Cyber Security

You should never recycle passwords

You should never recycle passwords

Cyber Security, Mobile, social media
Using one password for everything is convenient, but it’s also dangerously insecure. We examine the case of Mark, a young designer. Mark is a regular guy. He has e-mail, Facebook, Instagram, Amazon, eBay, Steam, and Battle.net accounts, not to mention ones for another dozen online stores and a forum dedicated to his favorite video game. The accounts are all linked to his e-mail. One day, the customer database of one of the online stores Mark has an account at suffers a leak (apparently it was kept unencrypted on an open-access server). No credit card information is stolen, but e-mail addresses, names, and passwords are. At first glance, there seems no particular reason to worry. Such leaks happen, and this is just a small online store — can you blame a humble shopkeeper
Cloud-based security solutions will power cyber security in 2019

Cloud-based security solutions will power cyber security in 2019

Business, Cyber Security, Technology
Based on interactions with organisations, a technology firm has released key trends for 2019 in the area of cyber security space. Matt Gyde, Group Executive (Cybersecurity) of Dimension Data, identifies five key trends that will empower the space. According to him, the trust will go digital as the technology helps organisations to embrace Digital Trust model, moving away from the present Zero Trust (don't trust anything, any person inside or outside the organisation) model. "In 2019, Zero trust is maturing into digital trust. IT will leverage ‘digital fingerprints’ for smoother authentication of users and provide them with easier access to apps and information," he says. "Identity-as-a-Service, user authentication, identity and access management are expected to be the largest segmen
Alarming Report: Microsoft collects & stores personal behavioral data on a large scale via Office 2016/365

Alarming Report: Microsoft collects & stores personal behavioral data on a large scale via Office 2016/365

Cyber Security, Technology
A new impact assessment shows privacy risks Microsoft Office ProPlus Enterprise. On behalf of the Ministry of Security and Justice, Privacy Company carried out a DPIA on DPIA on Microsoft Office ProPlus (Office 2016 MSI and Office 365 CTR). At the request of the Ministry, they published a blog about the findings. The SLM Rijk conducts negotiations with Microsoft for approximately 300.000 digital work stations of the national government. The Enterprise version of the Office software is deployed by different governmental organisations, such as ministries, the judiciary, the police and the taxing authority. The results of this Data Protection Impact Assessment (DPIA) are alarming. Microsoft collects and stores personal data about the behaviour of individual employees on a large scale...
CA Report, Companies Still Use Dumb Passwords, Online Abuse in Kenya Up by 1155%

CA Report, Companies Still Use Dumb Passwords, Online Abuse in Kenya Up by 1155%
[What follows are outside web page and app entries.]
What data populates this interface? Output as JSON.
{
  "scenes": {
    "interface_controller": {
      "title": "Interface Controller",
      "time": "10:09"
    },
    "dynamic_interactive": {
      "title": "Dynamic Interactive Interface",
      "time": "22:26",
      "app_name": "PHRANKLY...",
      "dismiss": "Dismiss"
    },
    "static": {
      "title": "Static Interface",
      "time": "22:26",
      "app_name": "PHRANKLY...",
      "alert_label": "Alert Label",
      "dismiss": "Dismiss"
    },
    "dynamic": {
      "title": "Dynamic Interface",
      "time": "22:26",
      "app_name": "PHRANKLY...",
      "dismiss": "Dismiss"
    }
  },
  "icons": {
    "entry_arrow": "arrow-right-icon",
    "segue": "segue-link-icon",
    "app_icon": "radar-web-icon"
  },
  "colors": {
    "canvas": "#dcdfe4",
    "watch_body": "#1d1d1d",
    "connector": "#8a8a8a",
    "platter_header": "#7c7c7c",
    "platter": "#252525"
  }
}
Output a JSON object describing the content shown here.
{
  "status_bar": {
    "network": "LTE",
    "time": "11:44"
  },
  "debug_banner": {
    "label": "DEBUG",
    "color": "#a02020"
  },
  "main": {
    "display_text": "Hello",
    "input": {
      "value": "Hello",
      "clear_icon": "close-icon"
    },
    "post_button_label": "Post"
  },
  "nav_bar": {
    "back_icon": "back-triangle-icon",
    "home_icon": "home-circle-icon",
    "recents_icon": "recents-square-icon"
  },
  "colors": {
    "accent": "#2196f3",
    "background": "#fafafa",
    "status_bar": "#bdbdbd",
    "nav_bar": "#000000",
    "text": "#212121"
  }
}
Cyber Security
The Communications Authority of Kenya recently released their Q1 2018 Sector Statistics Report and it has some interesting tidbits. First is the section about the National Cyber Threat Landscape. The National KE-CIRT/CC detected over 7.9 million cyber threats, which was a 25% drop compared to the previous quarter. The most interesting tidbit under the various list of cyber threats detected is the rise of online abuse in the time frame the data was collected. According to CA, online abuse has increased by 1155% compared to last quarter (1757 cases vs 140) which is quite significant. During this quarter, the National KE-CIRT/CC validated and escalated 3,488 cases, of which online abuse took the lions share (1737 cases) up from 99 last quarter. This was a 1654.5% increase. According
Smart speakers from secondary sellers could be pre-loaded with spyware

Smart speakers from secondary sellers could be pre-loaded with spyware

Cyber Security, Technology
It seems like there are smart speakers just about everywhere these days and security experts warn smart speakers from secondary sellers could be used to spy on unsuspecting consumers, according to Forbes. Ariel Hochstadt, the co-founder of online privacy company vpnMentor, warned that it’s possible for hackers and malicious actors to manipulate smart home speakers, and specifically to bug the device and insert spying tools. “The buyer would not be aware that they have purchased a pre-hacked device and, therefore, once in the home, the hackers would be able to access it remotely without ever having to enter the home,” he warned, per Forbes. Primarily at risk to this type of attack is the first-generation Amazon Echo — the original model of Amazon’s wildly popular smart speaker equippe